Last week I moderated a panel at a PCI focused dinner in Chicago. Big props to the folks that helped to plan this (Alex, Melissa, Ben, and Diana from VeriSign), the event was great! The panel participants were heavy hitters from the industry including Anton Chuvakin from Qualys, Davi Ottenheimer from Arcsite, and Bill Cook from Wildman Harrold.

Anton has a few great points from the event that he has posted on his blog here. We had a fantastic discussion, and there were even great discussions among the panelists that revealed conflicting opinions. We had so much discussion that we were unable to go through the entire list of questions I had prepared. I had thirteen, and we only were able to get through THREE in the seventy-five minutes we used!

Side note… the guy next to me on AA1882 to BOS is chuckling so hard at Madagascar 2 that he is shaking the whole row. WOW. Too bad I don’t have my ratchet set, I could secure these seats a little better. And yes, I often do write at 30,000+ feet.

The audience and panelists focused on the word compliance and how it differs from the terms security and validation. It is obvious that the scrutiny on PCI is higher now than it was during its initial rollout. Merchants are crying foul saying that card brands are using this to protect their investment into outdated and insecure technology. Legal cases challenge both fines and statements made by Visa recently revealing that there has never been an instance of a compliant (remember the difference between compliance and validation) entity being breached. And everyone is disgusted with the vendor that claims to solve all of your PCI problems by buying his technology.

We’re at a crossroads, methinks.
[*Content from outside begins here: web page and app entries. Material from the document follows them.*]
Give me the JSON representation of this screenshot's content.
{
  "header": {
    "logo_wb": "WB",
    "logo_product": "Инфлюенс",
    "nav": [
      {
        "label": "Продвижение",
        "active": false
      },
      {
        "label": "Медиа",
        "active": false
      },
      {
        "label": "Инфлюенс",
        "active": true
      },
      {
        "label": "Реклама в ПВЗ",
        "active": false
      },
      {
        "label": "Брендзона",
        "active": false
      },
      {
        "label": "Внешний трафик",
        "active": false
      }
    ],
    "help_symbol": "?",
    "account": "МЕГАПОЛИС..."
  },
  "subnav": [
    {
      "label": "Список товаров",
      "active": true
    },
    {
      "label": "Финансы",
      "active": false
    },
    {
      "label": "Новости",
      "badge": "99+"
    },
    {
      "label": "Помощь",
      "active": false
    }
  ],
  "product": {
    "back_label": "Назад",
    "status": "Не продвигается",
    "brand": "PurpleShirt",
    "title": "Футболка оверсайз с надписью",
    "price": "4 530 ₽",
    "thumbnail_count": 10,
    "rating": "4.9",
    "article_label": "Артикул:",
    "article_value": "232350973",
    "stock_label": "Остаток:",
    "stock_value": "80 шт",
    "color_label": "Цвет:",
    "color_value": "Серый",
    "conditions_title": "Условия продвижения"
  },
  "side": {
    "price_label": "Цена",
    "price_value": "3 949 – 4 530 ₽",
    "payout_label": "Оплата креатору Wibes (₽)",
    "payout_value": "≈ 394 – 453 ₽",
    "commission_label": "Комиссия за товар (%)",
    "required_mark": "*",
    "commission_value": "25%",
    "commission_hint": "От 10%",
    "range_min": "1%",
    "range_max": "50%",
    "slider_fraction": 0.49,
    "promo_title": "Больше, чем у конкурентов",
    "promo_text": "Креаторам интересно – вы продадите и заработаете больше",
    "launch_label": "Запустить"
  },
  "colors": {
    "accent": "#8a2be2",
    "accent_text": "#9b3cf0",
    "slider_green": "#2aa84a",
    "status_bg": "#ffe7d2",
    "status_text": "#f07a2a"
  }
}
Today, Bob Russo and other industry pundits (one of which has absolutely no business being a part of the inquiry except to irresponsibly use his position promote his own incorrect and misleading propaganda thereby making retail CIOs look like old relics that cheer for this fancy, new thing called EDI… yes, you guessed who it is) will go before the House Homeland Security Committee to try and answer the question, “Do the Payment Card Industry Data Standards Reduce Cybercrime?”

Crossroads.

One thing that was clear from the panel is that everyone agreed PCI has pushed data security projects farther inside their companies than any other measure to date. If you are reading this out there and disagree, it may take a breach for your management to see the light and invest appropriately. We also all agreed that an amazing amount of money for security projects magically becomes available after a breach.

After listening to some of the stories about other QSAs that the audience brought, I think I might have stumbled upon something. We’ve all had someone explain a situation to us that does not appear to represent a compliant solution. Not only are we sometimes mislead by a lack of context, but I think something a little more ominous occurs.

The number of QSA firms is impressive, and merchants are free to choose any one. Let’s say that as a QSA you are dealing with a prized or significant customer. While the QSA is on-site, the customer pushes back (as I explain in my upcoming article… more on this later) on findings in various areas to see if the QSA will bend. If two or three managers push back in key areas all at the same time, there is a significant chance that a non-compliant situation might occur if the controls are inter-dependent.

Is the QSA remiss for not standing its ground or pointing this out? Absolutely. But as we have seen, merchants and service providers sometimes forget that they are still ultimately responsible for their own PCI Compliance. Once they have that compliant ROC, sometimes they run around their campus triumphantly waving it in the air as they dodge cubes in Prairie Dog Land.

Sit back from a moment and think about all those situations where you have pushed back on assessors. Depending on the items they reversed their position on, you may be in one of those situations where a breach is going to sneak up on you. Is compliance with PCI a guarantee that you are immune to breaches? Most (including the panel and all of the audience members agree) that it will not. Instead, implementing PCI correctly and layering security on top will give you the best shot you can get.

Remember, if you are able to convince your management to take security seriously, and responsibly use your position as a security expert to recommend controls that are good, cost-effective, and relevant to the organization, you will have a much better shot at preventing that breach.

This post originally appeared on BrandenWilliams.com.